Entries from a dataset of interfaces
────────────────────────────────────────

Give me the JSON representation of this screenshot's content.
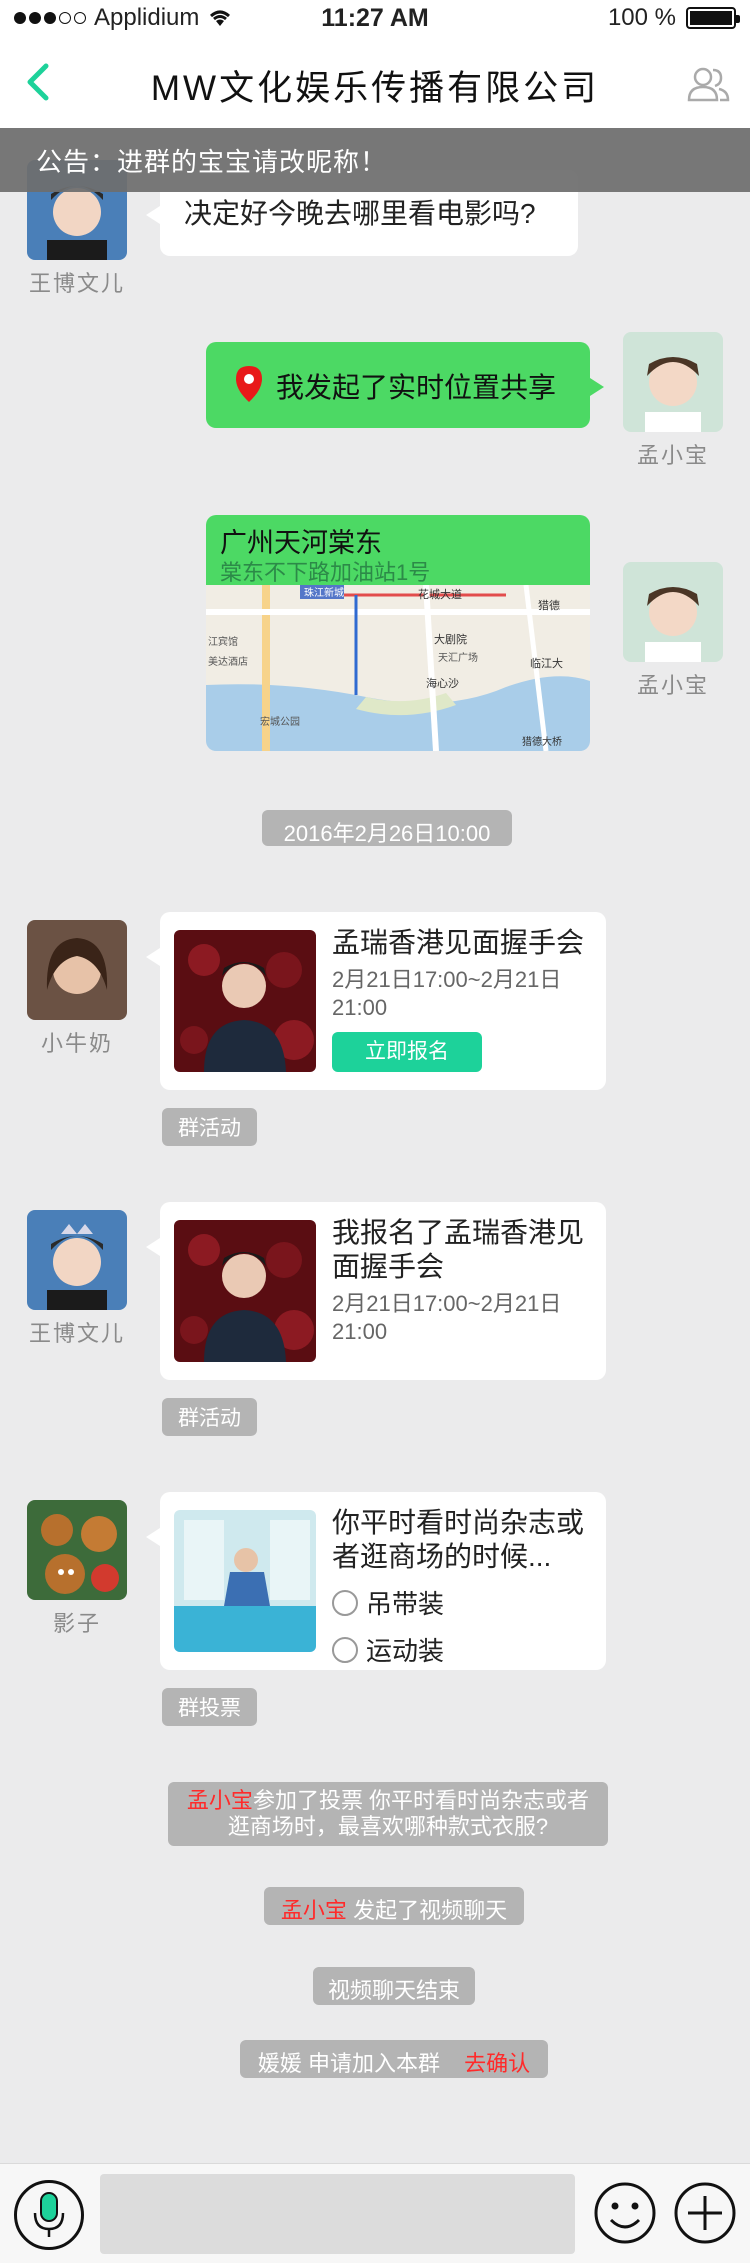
{
  "status_bar": {
    "carrier": "Applidium",
    "time": "11:27 AM",
    "battery": "100 %"
  },
  "header": {
    "title": "MW文化娱乐传播有限公司",
    "back_icon": "chevron-left-icon",
    "members_icon": "group-members-icon",
    "accent": "#1dd29a"
  },
  "notice": {
    "text": "公告：进群的宝宝请改昵称！"
  },
  "messages": [
    {
      "sender": "王博文儿",
      "text": "决定好今晚去哪里看电影吗?"
    },
    {
      "sender": "孟小宝",
      "text": "我发起了实时位置共享"
    },
    {
      "sender": "孟小宝",
      "location_title": "广州天河棠东",
      "location_address": "棠东不下路加油站1号",
      "map_labels": [
        "珠江新城",
        "花城大道",
        "猎德",
        "大剧院",
        "天汇广场",
        "海心沙",
        "临江大",
        "猎德大桥",
        "江宾馆",
        "美达酒店",
        "宏城公园"
      ]
    }
  ],
  "timestamp": "2016年2月26日10:00",
  "activities": [
    {
      "sender": "小牛奶",
      "title": "孟瑞香港见面握手会",
      "time": "2月21日17:00~2月21日21:00",
      "button": "立即报名",
      "tag": "群活动"
    },
    {
      "sender": "王博文儿",
      "title": "我报名了孟瑞香港见面握手会",
      "time": "2月21日17:00~2月21日21:00",
      "tag": "群活动"
    }
  ],
  "poll": {
    "sender": "影子",
    "title": "你平时看时尚杂志或者逛商场的时候...",
    "options": [
      "吊带装",
      "运动装"
    ],
    "tag": "群投票"
  },
  "system": {
    "vote": {
      "user": "孟小宝",
      "text": "参加了投票 你平时看时尚杂志或者逛商场时，最喜欢哪种款式衣服?"
    },
    "video_start": {
      "user": "孟小宝",
      "text": "发起了视频聊天"
    },
    "video_end": "视频聊天结束",
    "join": {
      "text": "媛媛 申请加入本群",
      "action": "去确认"
    }
  },
  "toolbar": {
    "mic_icon": "microphone-icon",
    "emoji_icon": "emoji-icon",
    "plus_icon": "plus-icon"
  }
}
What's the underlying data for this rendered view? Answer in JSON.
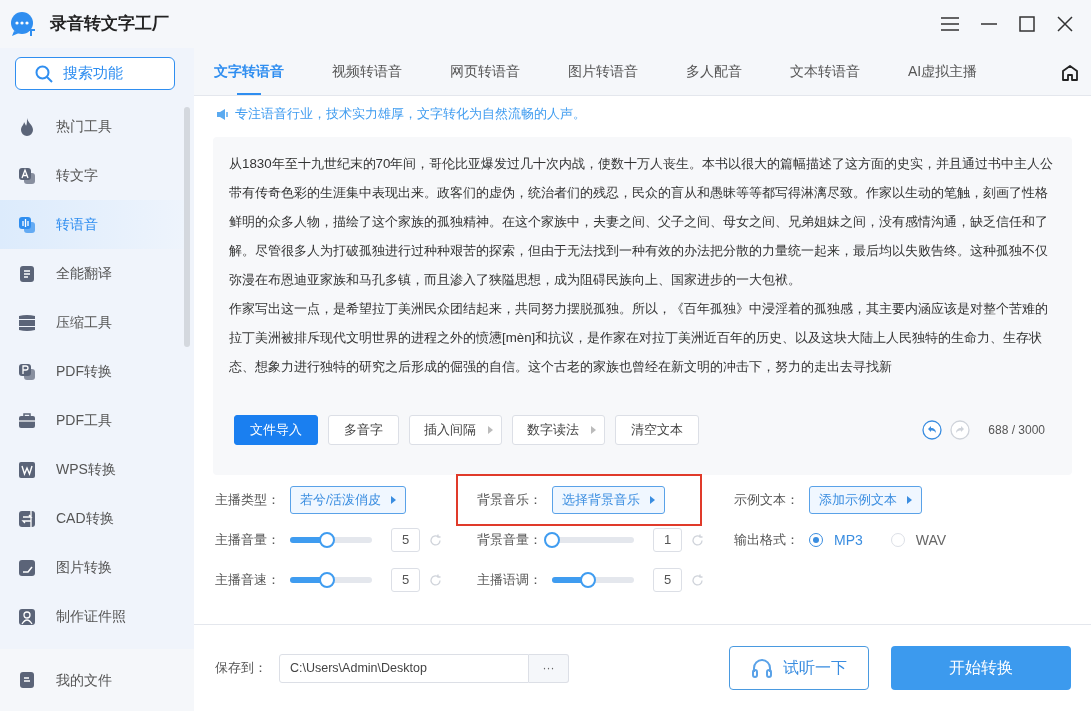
{
  "window": {
    "title": "录音转文字工厂"
  },
  "search_button": {
    "label": "搜索功能"
  },
  "sidebar": {
    "items": [
      {
        "label": "热门工具",
        "selected": false
      },
      {
        "label": "转文字",
        "selected": false
      },
      {
        "label": "转语音",
        "selected": true
      },
      {
        "label": "全能翻译",
        "selected": false
      },
      {
        "label": "压缩工具",
        "selected": false
      },
      {
        "label": "PDF转换",
        "selected": false
      },
      {
        "label": "PDF工具",
        "selected": false
      },
      {
        "label": "WPS转换",
        "selected": false
      },
      {
        "label": "CAD转换",
        "selected": false
      },
      {
        "label": "图片转换",
        "selected": false
      },
      {
        "label": "制作证件照",
        "selected": false
      }
    ],
    "footer": {
      "label": "我的文件"
    }
  },
  "tabs": [
    {
      "label": "文字转语音",
      "selected": true
    },
    {
      "label": "视频转语音",
      "selected": false
    },
    {
      "label": "网页转语音",
      "selected": false
    },
    {
      "label": "图片转语音",
      "selected": false
    },
    {
      "label": "多人配音",
      "selected": false
    },
    {
      "label": "文本转语音",
      "selected": false
    },
    {
      "label": "AI虚拟主播",
      "selected": false
    }
  ],
  "notice": "专注语音行业，技术实力雄厚，文字转化为自然流畅的人声。",
  "editor": {
    "paragraphs": [
      "从1830年至十九世纪末的70年间，哥伦比亚爆发过几十次内战，使数十万人丧生。本书以很大的篇幅描述了这方面的史实，并且通过书中主人公带有传奇色彩的生涯集中表现出来。政客们的虚伪，统治者们的残忍，民众的盲从和愚昧等等都写得淋漓尽致。作家以生动的笔触，刻画了性格鲜明的众多人物，描绘了这个家族的孤独精神。在这个家族中，夫妻之间、父子之间、母女之间、兄弟姐妹之间，没有感情沟通，缺乏信任和了解。尽管很多人为打破孤独进行过种种艰苦的探索，但由于无法找到一种有效的办法把分散的力量统一起来，最后均以失败告终。这种孤独不仅弥漫在布恩迪亚家族和马孔多镇，而且渗入了狭隘思想，成为阻碍民族向上、国家进步的一大包袱。",
      "作家写出这一点，是希望拉丁美洲民众团结起来，共同努力摆脱孤独。所以，《百年孤独》中浸淫着的孤独感，其主要内涵应该是对整个苦难的拉丁美洲被排斥现代文明世界的进程之外的愤懑[mèn]和抗议，是作家在对拉丁美洲近百年的历史、以及这块大陆上人民独特的生命力、生存状态、想象力进行独特的研究之后形成的倔强的自信。这个古老的家族也曾经在新文明的冲击下，努力的走出去寻找新"
    ],
    "tools": [
      {
        "label": "文件导入",
        "kind": "primary"
      },
      {
        "label": "多音字",
        "kind": "plain"
      },
      {
        "label": "插入间隔",
        "kind": "menu"
      },
      {
        "label": "数字读法",
        "kind": "menu"
      },
      {
        "label": "清空文本",
        "kind": "plain"
      }
    ],
    "undo": {
      "disabled": false
    },
    "redo": {
      "disabled": true
    },
    "count": "688 / 3000"
  },
  "settings": [
    {
      "kind": "select",
      "label": "主播类型：",
      "value": "若兮/活泼俏皮"
    },
    {
      "kind": "select",
      "label": "背景音乐：",
      "value": "选择背景音乐",
      "highlighted": true
    },
    {
      "kind": "select",
      "label": "示例文本：",
      "value": "添加示例文本"
    },
    {
      "kind": "slider",
      "label": "主播音量：",
      "level": 0.45,
      "value": "5"
    },
    {
      "kind": "slider",
      "label": "背景音量：",
      "level": 0,
      "value": "1"
    },
    {
      "kind": "radio",
      "label": "输出格式：",
      "options": [
        {
          "label": "MP3",
          "selected": true
        },
        {
          "label": "WAV",
          "selected": false
        }
      ]
    },
    {
      "kind": "slider",
      "label": "主播音速：",
      "level": 0.45,
      "value": "5"
    },
    {
      "kind": "slider",
      "label": "主播语调：",
      "level": 0.44,
      "value": "5"
    }
  ],
  "save": {
    "label": "保存到：",
    "path": "C:\\Users\\Admin\\Desktop",
    "browse": "···"
  },
  "preview_button": "试听一下",
  "start_button": "开始转换"
}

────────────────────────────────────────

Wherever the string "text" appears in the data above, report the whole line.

REPLY:
    "text": "公告：进群的宝宝请改昵称！"
      "text": "决定好今晚去哪里看电影吗?"
      "text": "我发起了实时位置共享"
      "text": "参加了投票 你平时看时尚杂志或者逛商场时，最喜欢哪种款式衣服?"
      "text": "发起了视频聊天"
      "text": "媛媛 申请加入本群",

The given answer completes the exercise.